As someone who's been blocked by others before as a result of trivial high school drama or otherwise, I used to think it was hilarious that someone would sit there and block me but as I've gotten into my "adult" years I've realized why people block others - nowadays anyways.
1. The internet is our lives.
Most of us spend upwards of a third of our day on social media. Now, if you still want to argue that really think about how many times you get on Instagram a day just to refresh, or click through stories, or mess with the new filters? I realize now that because social media is our lives, having anyone who we don't like impeding on it sucks.
2. It's for the best.
With my recent break up, I've found myself constantly checking in, profiles, stories, everything that I can just to feel closer to them. Truth is, I can't. There's no way to feel "closer" to them through the internet. So I decided to block them. While blocking someone has such a negative connotation, I feel like it's healthiest for me at the moment - and that's okay.
3. Offensive or otherwise content
I know many people my age who still actively block their parents and family members from certain profiles they have or specific posts. While that was something I did in my earlier years of being connected, I figure I'm 20 years old, hell, I'm a person and I deserve that freedom to post what I'd like on my social media (to an extent) and while I don't understand why other 20 year olds still have to actively hide things from their parents, I will say that it's probably for a good reason. I don't know what's going on in their family or why they feel the need but I know that sure sucks.
4. People you love having opposing views
A best friend of mines parent(s) are raging Trump supporters and during the election, I consistently got "pro-trump" propaganda on my timeline. I knew these people for years and I even called them mom and dad. It was so crazy to me that they supported him and really couldn't deal with not only the stupidity but the betrayal I felt. I blocked them. There's been lots of talk about whether it's immature or not to block someone because of their political views but all I have to say to that is it's my account and I can do with it what I want...

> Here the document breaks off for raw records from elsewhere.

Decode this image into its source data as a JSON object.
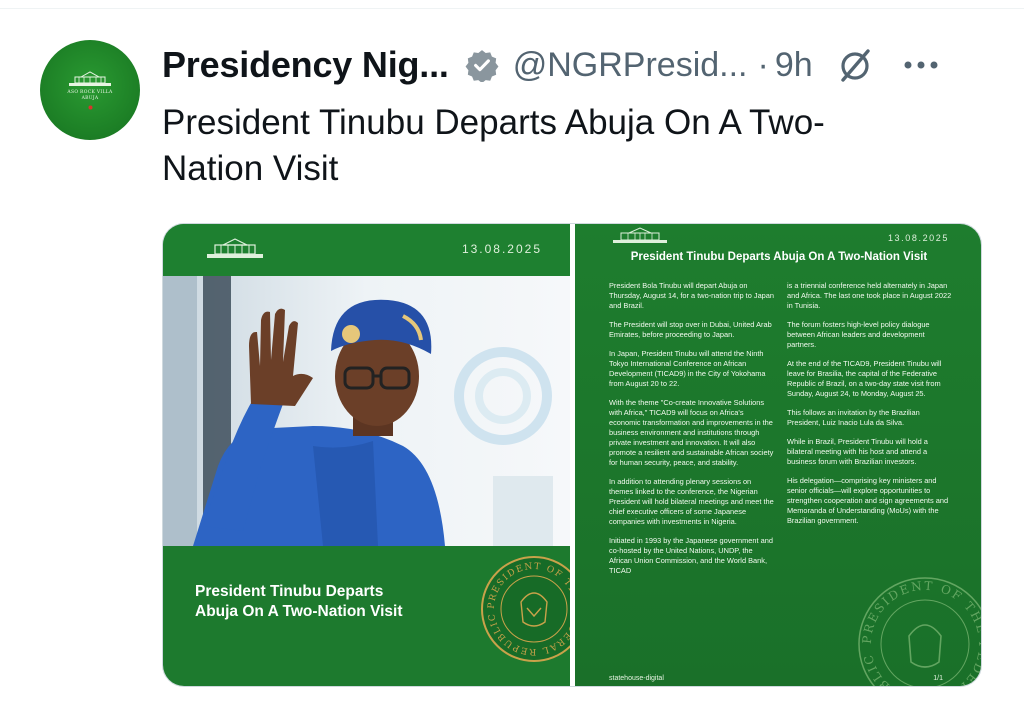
{
  "tweet": {
    "author_name": "Presidency Nig...",
    "handle": "@NGRPresid...",
    "separator": "·",
    "time": "9h",
    "text": "President Tinubu Departs Abuja On A Two-Nation Visit",
    "avatar_text": "ASO ROCK VILLA\nABUJA",
    "icons": {
      "verified": "verified-badge-icon",
      "grok": "grok-icon",
      "more": "more-options-icon"
    }
  },
  "media": {
    "left": {
      "date": "13.08.2025",
      "title": "President Tinubu Departs\nAbuja On A Two-Nation Visit",
      "seal_text": "PRESIDENT OF THE FEDERAL REPUBLIC · SEAL ·"
    },
    "right": {
      "date": "13.08.2025",
      "title": "President Tinubu Departs Abuja On A Two-Nation Visit",
      "col1": [
        "President Bola Tinubu will depart Abuja on Thursday, August 14, for a two-nation trip to Japan and Brazil.",
        "The President will stop over in Dubai, United Arab Emirates, before proceeding to Japan.",
        "In Japan, President Tinubu will attend the Ninth Tokyo International Conference on African Development (TICAD9) in the City of Yokohama from August 20 to 22.",
        "With the theme \"Co-create Innovative Solutions with Africa,\" TICAD9 will focus on Africa's economic transformation and improvements in the business environment and institutions through private investment and innovation. It will also promote a resilient and sustainable African society for human security, peace, and stability.",
        "In addition to attending plenary sessions on themes linked to the conference, the Nigerian President will hold bilateral meetings and meet the chief executive officers of some Japanese companies with investments in Nigeria.",
        "Initiated in 1993 by the Japanese government and co-hosted by the United Nations, UNDP, the African Union Commission, and the World Bank, TICAD"
      ],
      "col2": [
        "is a triennial conference held alternately in Japan and Africa. The last one took place in August 2022 in Tunisia.",
        "The forum fosters high-level policy dialogue between African leaders and development partners.",
        "At the end of the TICAD9, President Tinubu will leave for Brasilia, the capital of the Federative Republic of Brazil, on a two-day state visit from Sunday, August 24, to Monday, August 25.",
        "This follows an invitation by the Brazilian President, Luiz Inacio Lula da Silva.",
        "While in Brazil, President Tinubu will hold a bilateral meeting with his host and attend a business forum with Brazilian investors.",
        "His delegation—comprising key ministers and senior officials—will explore opportunities to strengthen cooperation and sign agreements and Memoranda of Understanding (MoUs) with the Brazilian government."
      ],
      "seal_text": "PRESIDENT OF THE FEDERAL REPUBLIC ·",
      "footer_left": "statehouse-digital",
      "footer_right": "1/1"
    }
  },
  "colors": {
    "brand_green": "#1d7a2e",
    "verified_blue": "#1d9bf0",
    "secondary_text": "#536471",
    "seal_gold": "#c9a24a"
  }
}
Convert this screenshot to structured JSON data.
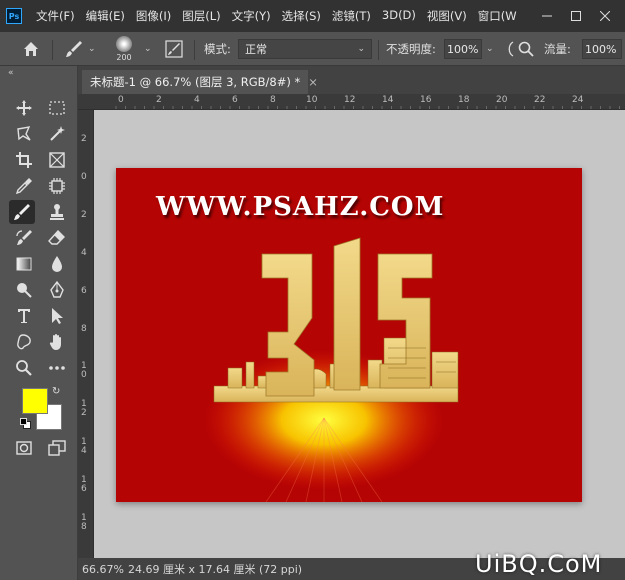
{
  "app": {
    "logo_text": "Ps"
  },
  "menu": [
    "文件(F)",
    "编辑(E)",
    "图像(I)",
    "图层(L)",
    "文字(Y)",
    "选择(S)",
    "滤镜(T)",
    "3D(D)",
    "视图(V)",
    "窗口(W"
  ],
  "options": {
    "brush_size": "200",
    "mode_label": "模式:",
    "mode_value": "正常",
    "opacity_label": "不透明度:",
    "opacity_value": "100%",
    "flow_label": "流量:",
    "flow_value": "100%"
  },
  "document": {
    "tab_title": "未标题-1 @ 66.7% (图层 3, RGB/8#) *",
    "close_symbol": "×",
    "zoom": "66.67%",
    "info": "24.69 厘米 x 17.64 厘米 (72 ppi)"
  },
  "ruler_top": [
    "0",
    "2",
    "4",
    "6",
    "8",
    "10",
    "12",
    "14",
    "16",
    "18",
    "20",
    "22",
    "24"
  ],
  "ruler_left": [
    "2",
    "0",
    "2",
    "4",
    "6",
    "8",
    "1 0",
    "1 2",
    "1 4",
    "1 6",
    "1 8"
  ],
  "artwork": {
    "site_text": "WWW.PSAHZ.COM",
    "big_number": "315"
  },
  "colors": {
    "foreground": "#ffff00",
    "background": "#ffffff",
    "canvas_red": "#b40404",
    "gold": "#e8c66a"
  },
  "watermark": "UiBQ.CoM"
}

But it poses a really thick question to me, and everyone else who's ever blocked someone.
... what does that mean for real life? Will we ever be able to deal with people with opposing views in person? Will families know their kids less and less because how easy it is to hide online?
Social media has made it so easy for us to filter what and who we see as well as rid ourselves of anything that doesn't fit into that category.
How do we deal with each other in real life?
Each day we get on average 23 hours, 53 minutes, and 4 seconds to make it something we're proud of.